■ **GIVEN ENTRIES**:
== Segment start ==

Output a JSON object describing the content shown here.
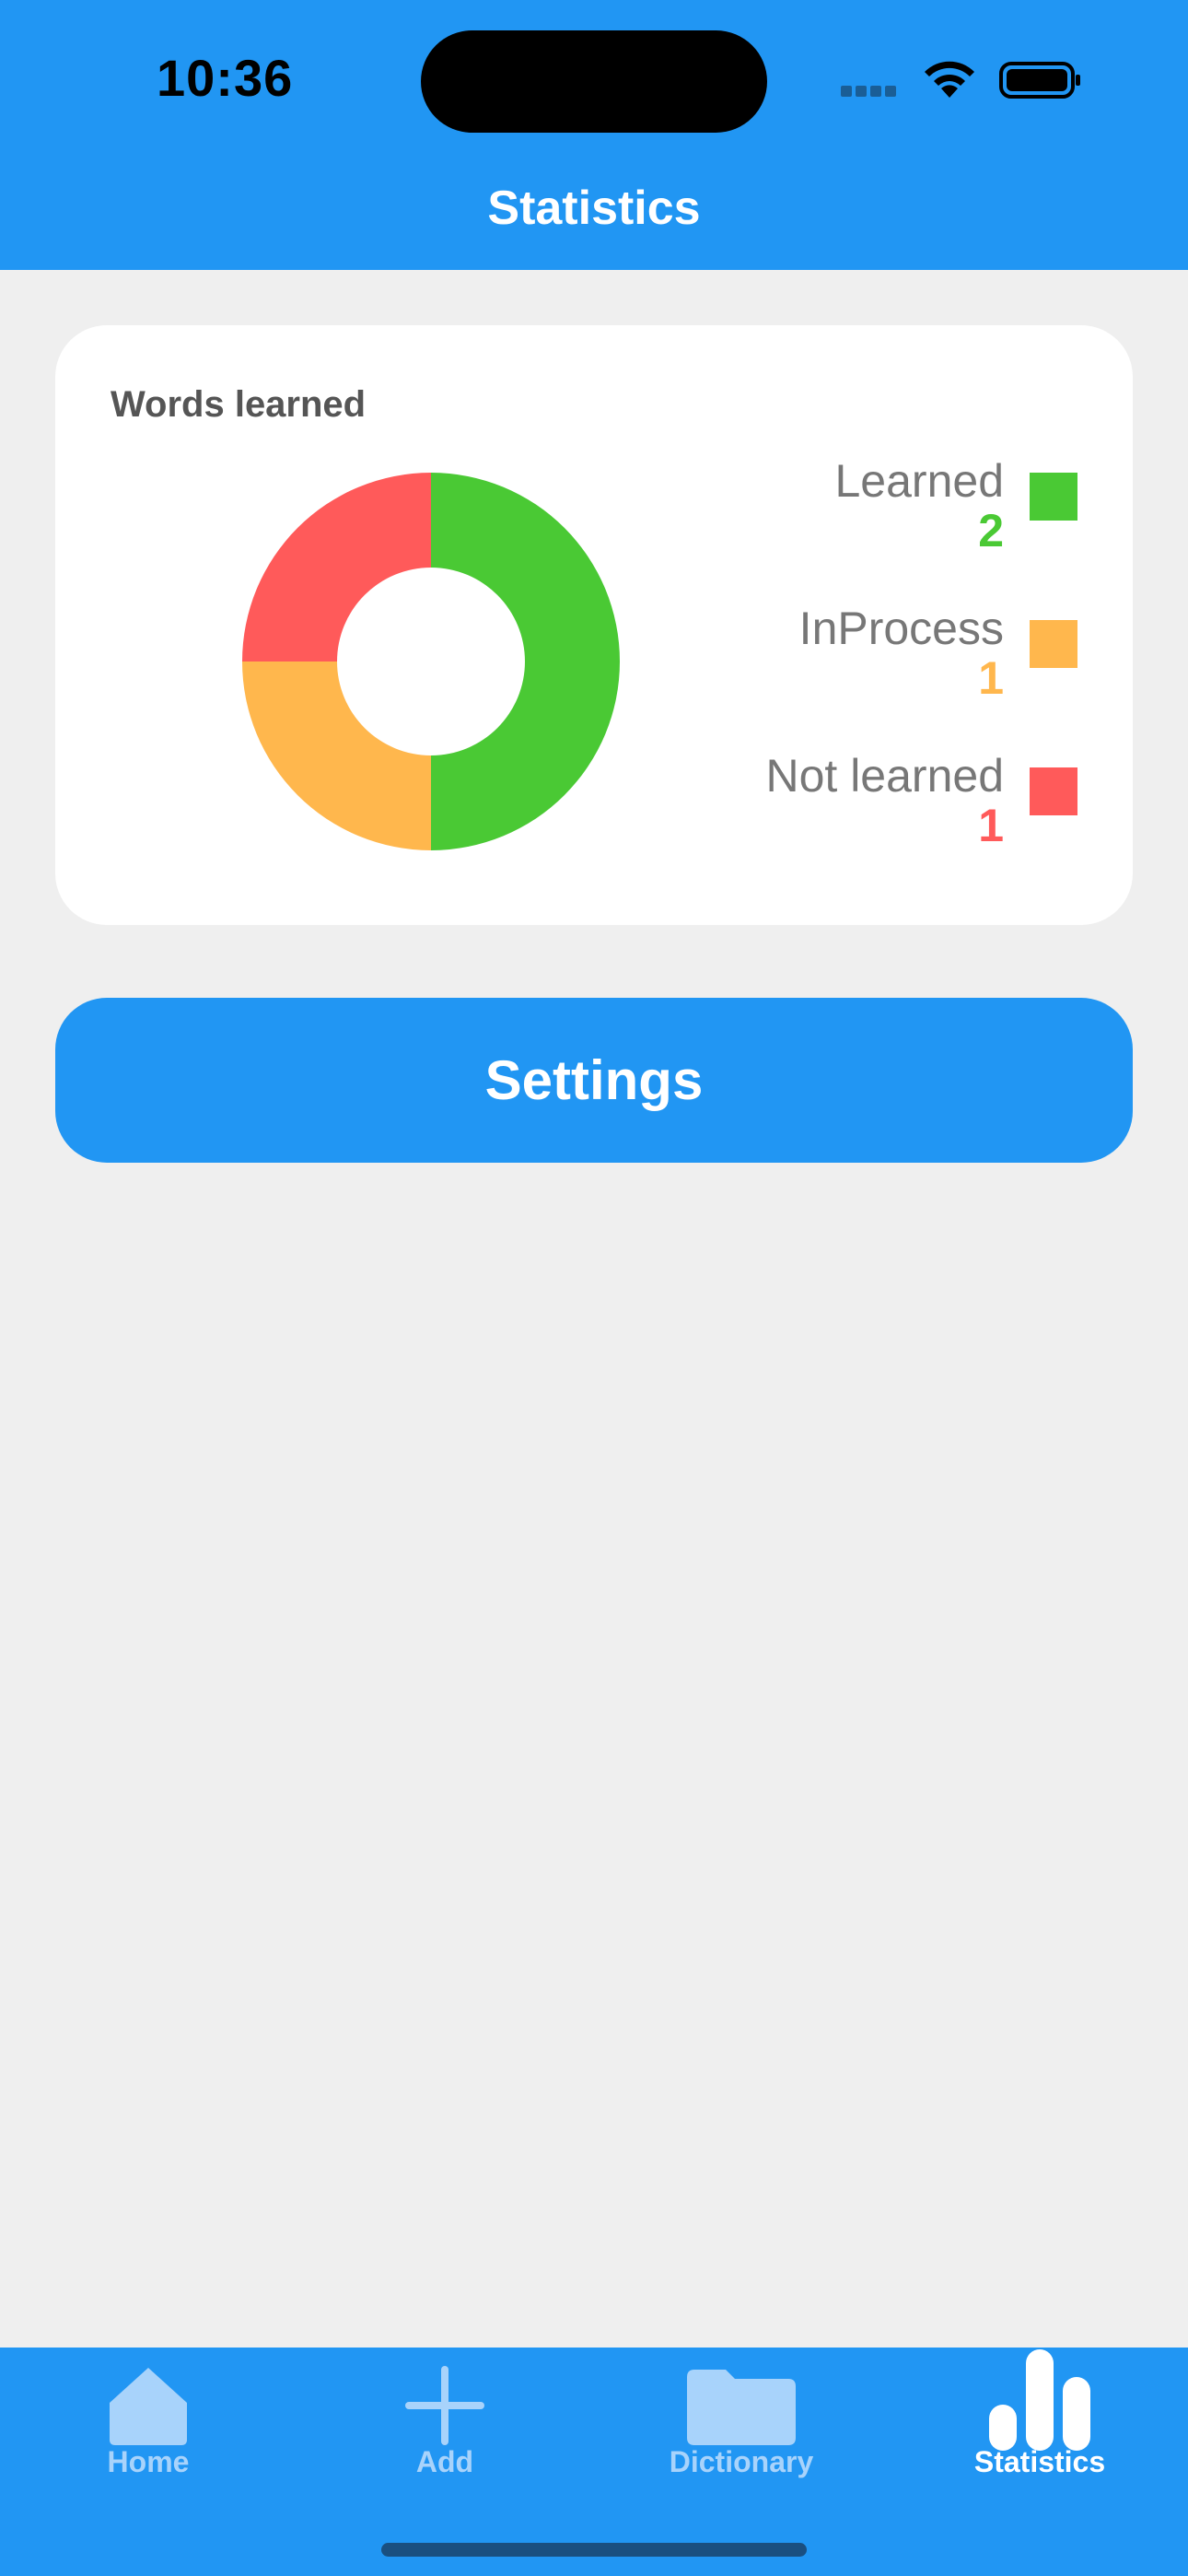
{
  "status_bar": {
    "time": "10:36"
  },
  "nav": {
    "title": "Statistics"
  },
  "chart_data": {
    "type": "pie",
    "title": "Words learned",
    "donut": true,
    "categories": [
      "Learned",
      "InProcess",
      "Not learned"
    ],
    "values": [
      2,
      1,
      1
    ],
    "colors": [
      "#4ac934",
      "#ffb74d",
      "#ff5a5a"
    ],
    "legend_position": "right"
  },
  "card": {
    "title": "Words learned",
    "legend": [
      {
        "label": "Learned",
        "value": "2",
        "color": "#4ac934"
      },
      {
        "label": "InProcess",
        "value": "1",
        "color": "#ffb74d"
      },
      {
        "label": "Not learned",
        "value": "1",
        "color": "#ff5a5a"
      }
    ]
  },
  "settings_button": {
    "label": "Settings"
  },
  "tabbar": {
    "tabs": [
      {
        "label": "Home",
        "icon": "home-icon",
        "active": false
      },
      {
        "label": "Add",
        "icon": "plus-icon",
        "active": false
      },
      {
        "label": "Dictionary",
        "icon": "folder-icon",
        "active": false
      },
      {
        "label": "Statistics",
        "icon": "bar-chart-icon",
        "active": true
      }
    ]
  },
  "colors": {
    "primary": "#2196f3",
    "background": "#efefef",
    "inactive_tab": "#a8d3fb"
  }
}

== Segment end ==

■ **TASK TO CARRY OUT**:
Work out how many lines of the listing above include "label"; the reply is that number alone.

■ **THE COMPLETED TASK**:
8